S Africa opposition promises to expropriate private land

Leader of South Africa's opposition Economic Freedom Fighters party says his party will expropriate privately-owned land in South Africa.

Photo by: AFP
Photo by: AFP

South African opposition radical party Economic Freedom Fighters leader Julius Malema addresses the supporters attending the official local election manifesto launch at Soweto's Orlando Stadium in Johannesburg on April 30, 2016.

Leader of South Africa’s opposition Economic Freedom Fighters party said Saturday that his party will expropriate privately-owned land without compensation in all municipalities that the party were to win elections.

Addressing thousands of supporters in Johannesburg during his leftist party’s manifesto launch for the upcoming local government elections, Julius Malema said: “We are not chasing away whites [from South Africa], we are saying they can’t own 80 percent of land.”

Land is a highly contentious subject in South Africa, a country where huge chucks of land are still owned by minority whites, while the majority of blacks remain landless.

Malema said the land they will expropriate will be re-distributed to the poor and will not be used to enrich party leaders.

South Africa will hold municipal elections on Aug. 3. This is the first time EFF will contest in municipal elections since it was founded in 2013.

EFF, which broke away from the ruling African National Congress, is the third largest political party in the country.

It contested in the national elections in 2015 and won more than one million votes, giving it 25 seats in the 400 member National Assembly.

The party has been vocal in parliament, challenging President Jacob Zuma several times to pay back millions of public monies used to upgrade his private home in his rural Nkandla village in KwaZulu Natal Province.

Majority of commercial farmers in South Africa are whites.

Chris Van Zyl, assistant general manager of the Transvaal Agricultural Union of South Africa, which represents several white commercial farmers in the country, doubted if Malema’s expropriation policy would succeed. 

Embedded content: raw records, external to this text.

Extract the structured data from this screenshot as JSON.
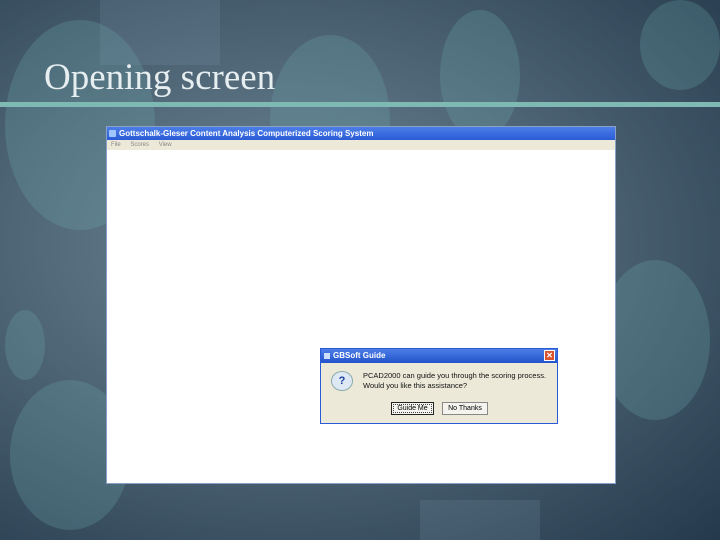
{
  "slide": {
    "title": "Opening screen"
  },
  "window": {
    "title": "Gottschalk-Gleser Content Analysis Computerized Scoring System",
    "menu": [
      "File",
      "Scores",
      "View"
    ]
  },
  "dialog": {
    "title": "GBSoft Guide",
    "line1": "PCAD2000 can guide you through the scoring process.",
    "line2": "Would you like this assistance?",
    "guide_label": "Guide Me",
    "no_label": "No Thanks",
    "close": "✕",
    "icon": "?"
  }
}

“The population of South Africa depends on food produced by commercial farmers. Where will Malema get the food to feed over 50 million South Africans once he expropriates the land?” Zyl asked in an interview over the phone with Anadolu Agency.

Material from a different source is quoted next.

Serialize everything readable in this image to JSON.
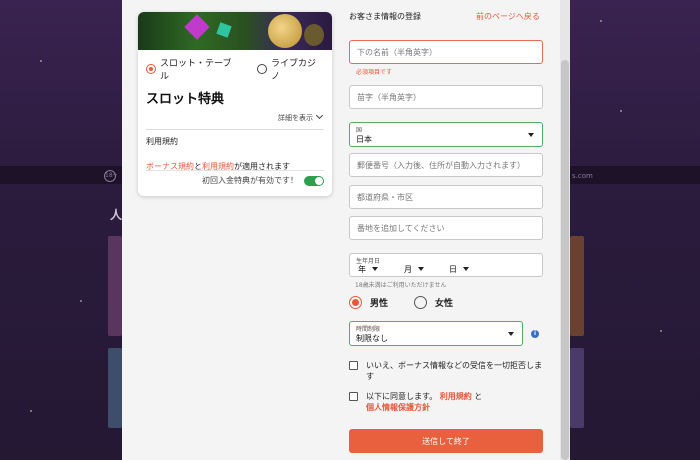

He said before the expropriation of commercial farm land can succeed, Malema needs to think about providing skills to blacks in farming.

The retired military major general said some land which was taken over by the current government from white farmers and given to black farmers has since remained unused.

TRTWorld, AA